“During this process, we learned that data had been illegally accessed from our account database, including user names, email addresses and encrypted passwords,” says the email. While passwords and usernames have been revealed, the company does point out that none of the users’ payment information, including debit/credit card information, has been exposed.

In November 2020 Ubisoft said that it is investigating media claims that the Egregor ransomware gang has published a 558 GB archive of the source code and resources of the video game Watch Dogs: Legion on file-sharing site networks.

The Egregor group claims that it obtained the source code of the newest game in the Watch Dogs series, following a security breach of Ubisoft’s internal servers. If it really is the source code of Watch Dogs: Legion then it may be that the Egregor gang released it after failing to extort any money from the video game developer.

Activision Blizzard

In 2020, Activision Blizzard game titles have just been simultaneously hit with a DDoS attack, and this might be a form of a cyber attack on the company. The servers for the two mentioned Call of Duty titles went down, and an in-game alert popped up, saying, “We are currently experiencing a DDoS attack, which may result in high latency and disconnections for some players. We are actively working to mitigate this issue.” Later on, it was found out that players in Overwatch and World of Warcraft also received the same in-game alert notification. The issue was then traced back to Blizzard’s, which was experiencing the DDoS attack, with the mentioned games receiving the impact.

Earlier from February through September 2010, Blizzard’s World of Warcraft European server was targeted with several DDoS attacks by Calin Mateias, 38, from Romania. He was subsequently convicted for a year on 7 May, 2018.

Blizzard was also one of the many online gaming platforms targeted by Derp Trolling in 2014 and Lizard Squad on 13April 2016. They attacked which resulted in the denial of players’ access to its popular titles like Starcraft 2, World of Warcraft, Diablo 3 and Hearthstone.

CD Projekt Red

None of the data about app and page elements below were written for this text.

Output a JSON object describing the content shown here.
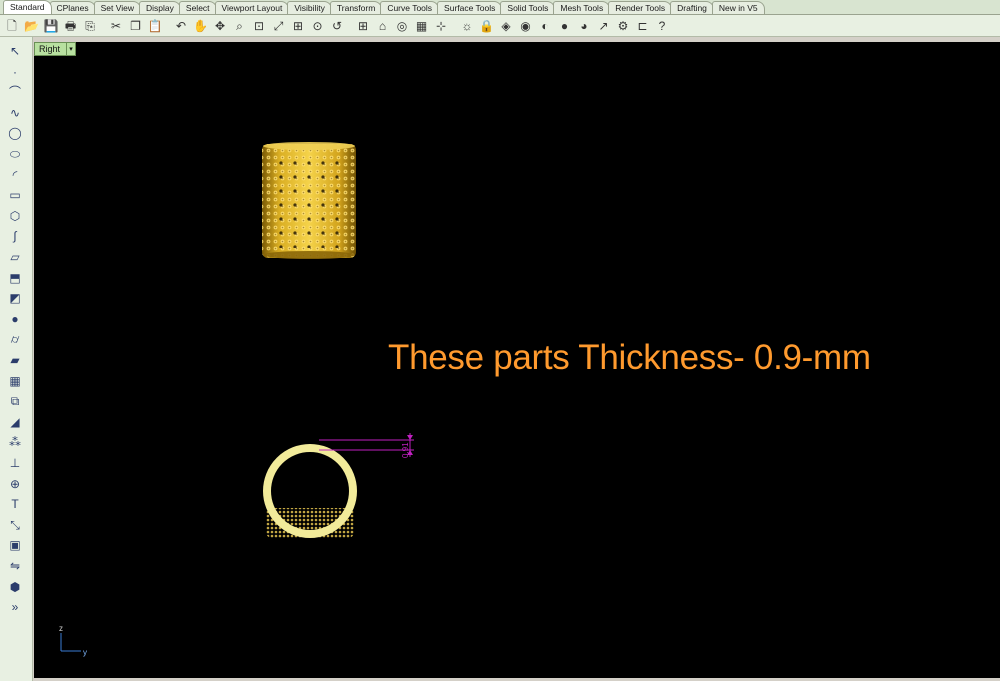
{
  "tabs": [
    "Standard",
    "CPlanes",
    "Set View",
    "Display",
    "Select",
    "Viewport Layout",
    "Visibility",
    "Transform",
    "Curve Tools",
    "Surface Tools",
    "Solid Tools",
    "Mesh Tools",
    "Render Tools",
    "Drafting",
    "New in V5"
  ],
  "active_tab": "Standard",
  "viewport": {
    "name": "Right",
    "annotation": "These parts Thickness- 0.9-mm",
    "dimension_label": "0.91",
    "axis_z": "z",
    "axis_y": "y"
  },
  "colors": {
    "annotation": "#ff9a2e",
    "dimension": "#c020c0",
    "ring": "#f2eb9a",
    "gold": "#c9a21e"
  },
  "toolbar_icons": [
    "new-file-icon",
    "open-file-icon",
    "save-icon",
    "print-icon",
    "import-icon",
    "cut-icon",
    "copy-icon",
    "paste-icon",
    "undo-icon",
    "pan-icon",
    "rotate-view-icon",
    "zoom-icon",
    "zoom-window-icon",
    "zoom-extents-icon",
    "zoom-all-icon",
    "zoom-selected-icon",
    "undo-view-icon",
    "four-viewports-icon",
    "cplane-icon",
    "snap-icon",
    "grid-icon",
    "osnap-icon",
    "light-icon",
    "lock-icon",
    "layer-icon",
    "render-color-icon",
    "material-icon",
    "sphere-render-icon",
    "render-icon",
    "dimension-icon",
    "settings-icon",
    "object-properties-icon",
    "help-icon"
  ],
  "left_icons": [
    "select-arrow-icon",
    "point-icon",
    "polyline-icon",
    "curve-icon",
    "circle-icon",
    "ellipse-icon",
    "arc-icon",
    "rectangle-icon",
    "polygon-icon",
    "free-curve-icon",
    "surface-icon",
    "extrude-icon",
    "box-icon",
    "sphere-icon",
    "cylinder-icon",
    "plane-surface-icon",
    "mesh-icon",
    "boolean-icon",
    "fillet-icon",
    "array-icon",
    "split-icon",
    "group-icon",
    "text-icon",
    "transform-icon",
    "block-icon",
    "mirror-icon",
    "solid-icon",
    "more-icon"
  ]
}
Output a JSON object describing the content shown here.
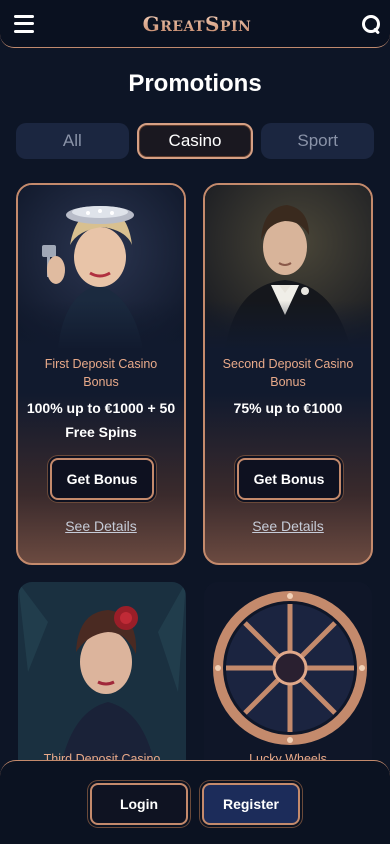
{
  "header": {
    "logo": "GreatSpin",
    "menu_icon": "hamburger-menu-icon",
    "search_icon": "search-icon"
  },
  "page": {
    "title": "Promotions"
  },
  "tabs": [
    {
      "label": "All",
      "active": false
    },
    {
      "label": "Casino",
      "active": true
    },
    {
      "label": "Sport",
      "active": false
    }
  ],
  "promotions": [
    {
      "subtitle": "First Deposit Casino Bonus",
      "offer": "100% up to €1000 + 50 Free Spins",
      "button": "Get Bonus",
      "details": "See Details"
    },
    {
      "subtitle": "Second Deposit Casino Bonus",
      "offer": "75% up to €1000",
      "button": "Get Bonus",
      "details": "See Details"
    },
    {
      "subtitle": "Third Deposit Casino"
    },
    {
      "subtitle": "Lucky Wheels"
    }
  ],
  "bottom_bar": {
    "login": "Login",
    "register": "Register"
  },
  "colors": {
    "accent": "#c48a6c",
    "promo_subtitle": "#e8a989",
    "background": "#0d1526"
  }
}
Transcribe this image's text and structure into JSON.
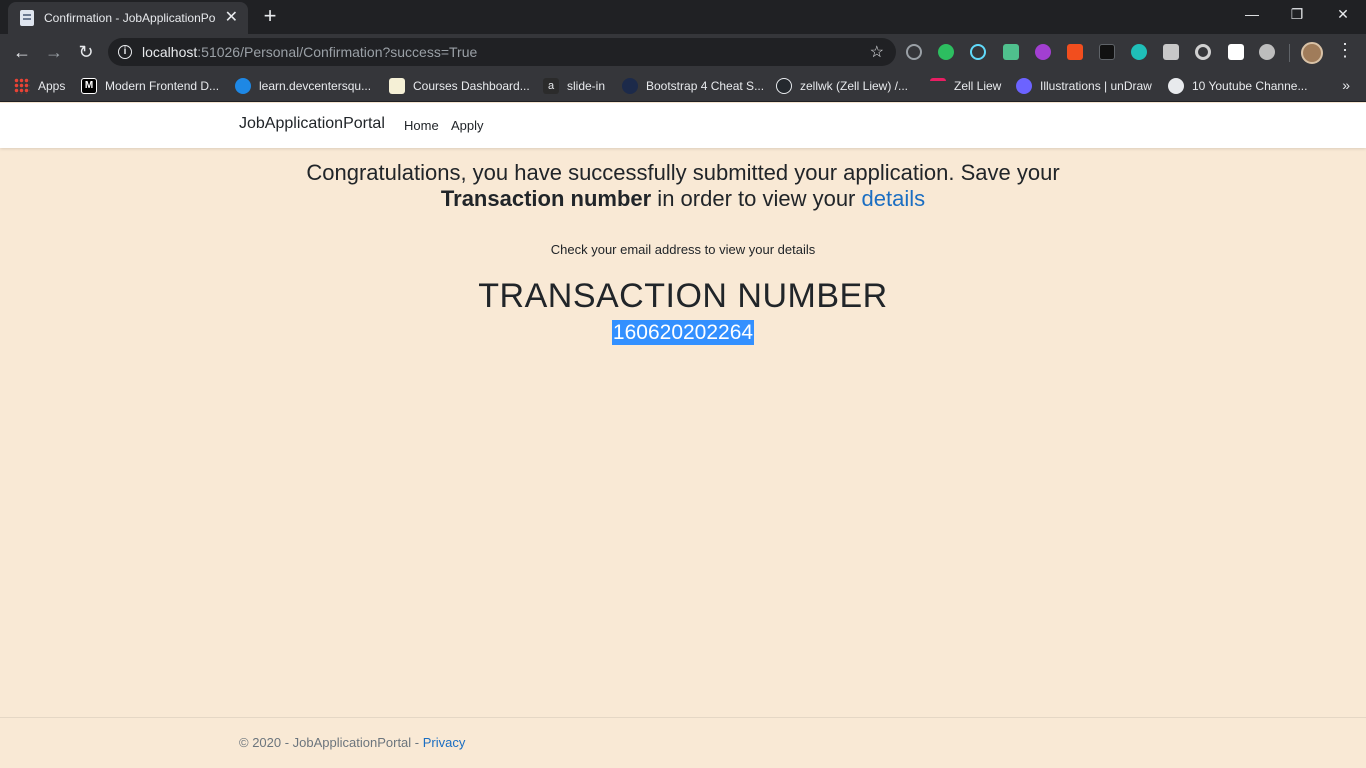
{
  "browser": {
    "tab_title": "Confirmation - JobApplicationPo",
    "url_host": "localhost",
    "url_rest": ":51026/Personal/Confirmation?success=True",
    "bookmarks": [
      {
        "label": "Apps",
        "icon": "apps-grid-icon"
      },
      {
        "label": "Modern Frontend D...",
        "icon": "medium-icon"
      },
      {
        "label": "learn.devcentersqu...",
        "icon": "devcenter-icon"
      },
      {
        "label": "Courses Dashboard...",
        "icon": "crown-icon"
      },
      {
        "label": "slide-in",
        "icon": "a-icon"
      },
      {
        "label": "Bootstrap 4 Cheat S...",
        "icon": "hashnode-icon"
      },
      {
        "label": "zellwk (Zell Liew) /...",
        "icon": "github-icon"
      },
      {
        "label": "Zell Liew",
        "icon": "zell-icon"
      },
      {
        "label": "Illustrations | unDraw",
        "icon": "undraw-icon"
      },
      {
        "label": "10 Youtube Channe...",
        "icon": "globe-icon"
      }
    ]
  },
  "navbar": {
    "brand": "JobApplicationPortal",
    "links": [
      "Home",
      "Apply"
    ]
  },
  "main": {
    "congrats_text": "Congratulations, you have successfully submitted your application. Save your",
    "congrats_bold": "Transaction number",
    "congrats_middle": " in order to view your ",
    "congrats_link": "details",
    "email_note": "Check your email address to view your details",
    "tx_title": "TRANSACTION NUMBER",
    "tx_number": "160620202264"
  },
  "footer": {
    "copyright": "© 2020 - JobApplicationPortal - ",
    "privacy": "Privacy"
  },
  "colors": {
    "page_bg": "#f9e9d5",
    "link": "#1b6ec2",
    "selection": "#3390ff"
  }
}
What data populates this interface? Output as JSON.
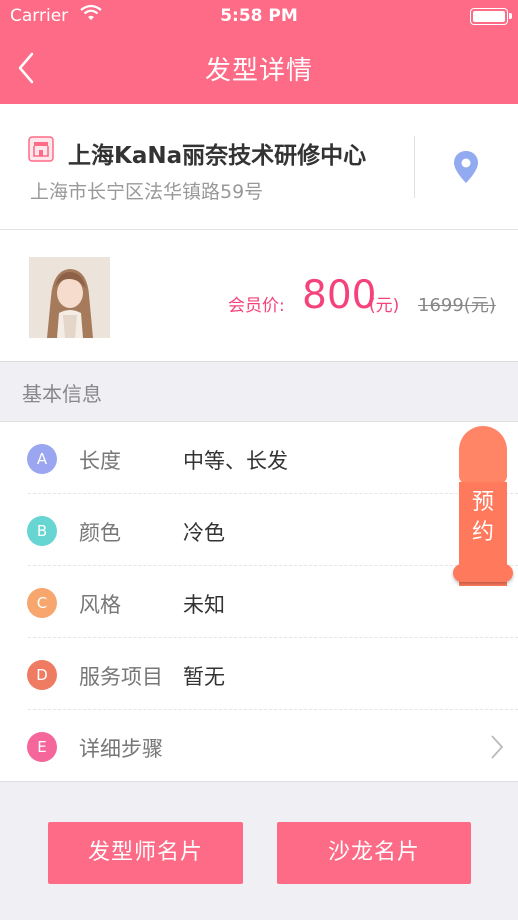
{
  "status_bar": {
    "carrier": "Carrier",
    "time": "5:58 PM"
  },
  "nav": {
    "title": "发型详情",
    "back_icon": "chevron-left-icon"
  },
  "salon": {
    "name": "上海KaNa丽奈技术研修中心",
    "address": "上海市长宁区法华镇路59号",
    "icon": "shop-icon",
    "location_icon": "map-pin-icon"
  },
  "price": {
    "label": "会员价:",
    "value": "800",
    "unit": "(元)",
    "original": "1699(元)"
  },
  "section": {
    "title": "基本信息"
  },
  "info": [
    {
      "badge": "A",
      "label": "长度",
      "value": "中等、长发",
      "color": "#9aa6ef"
    },
    {
      "badge": "B",
      "label": "颜色",
      "value": "冷色",
      "color": "#67d5d2"
    },
    {
      "badge": "C",
      "label": "风格",
      "value": "未知",
      "color": "#f7a76e"
    },
    {
      "badge": "D",
      "label": "服务项目",
      "value": "暂无",
      "color": "#ef7b62"
    },
    {
      "badge": "E",
      "label": "详细步骤",
      "value": "",
      "color": "#f5679a"
    }
  ],
  "reserve": {
    "line1": "预",
    "line2": "约",
    "color": "#ff7a5c"
  },
  "buttons": {
    "stylist": "发型师名片",
    "salon": "沙龙名片"
  },
  "colors": {
    "accent": "#fd6b86",
    "price": "#f5427b"
  }
}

In February 2021 an unidentified actor gained access to the internal network of CD Projekt Red and stole data, the gaming company confirmed on Twitter.The attackers left a ransom note threatening to release proprietary video game source code and other data sets to the public. CD Projekt Red said it has already begun restoring data and has secured its IT infrastructure. It added that its backups remain intact. “We will not give in to the demands nor negotiate with the actor,” a statement posted on Twitter reads.  They further added “We are taking necessary steps to mitigate the consequences of such a release, in particular by approaching any parties that may be affected due to the breach.” CD Projekt Red said that initial investigations revealed that no personal data belonging to players or customers was compromised in the attack.

From video games to online gaming, gaming platforms have a lot to offer. They range from browser and app-based games on Windows, macOS, Android, iOS, to various gaming consoles such as Xbox, PlayStation so on , and casinos. The industry has grown tremendously and there is serious money involved. Gaming has created such a craze that media giants such as Netflix consider Fortnite to be a bigger competitor than HBO! A valid concern with billions of people across demographics engaged in gaming globally. It is no surprise that such a lucrative industry has caught the eye of cyber criminals. Predictably, the gaming industry has been plagued by cyberattacks with hackers carrying out billion attacks year after year.

Unsurprisingly, the world’s best-selling video game, Minecraft, was the most popular target for cyber attackers, with more than 130,000 web attacks, according to Kaspersky. Other popular games which were attacked are Counter-Strike: Global Offensive and The Witcher 3.

Kaspersky has also reported a 40per cent increase in the number of blocked redirects to phishing pages that contained the word ‘Steam’ in April 2020 compared to February 2020. The only way to check on these is to be wary of using the same computers for both gaming and conducting business.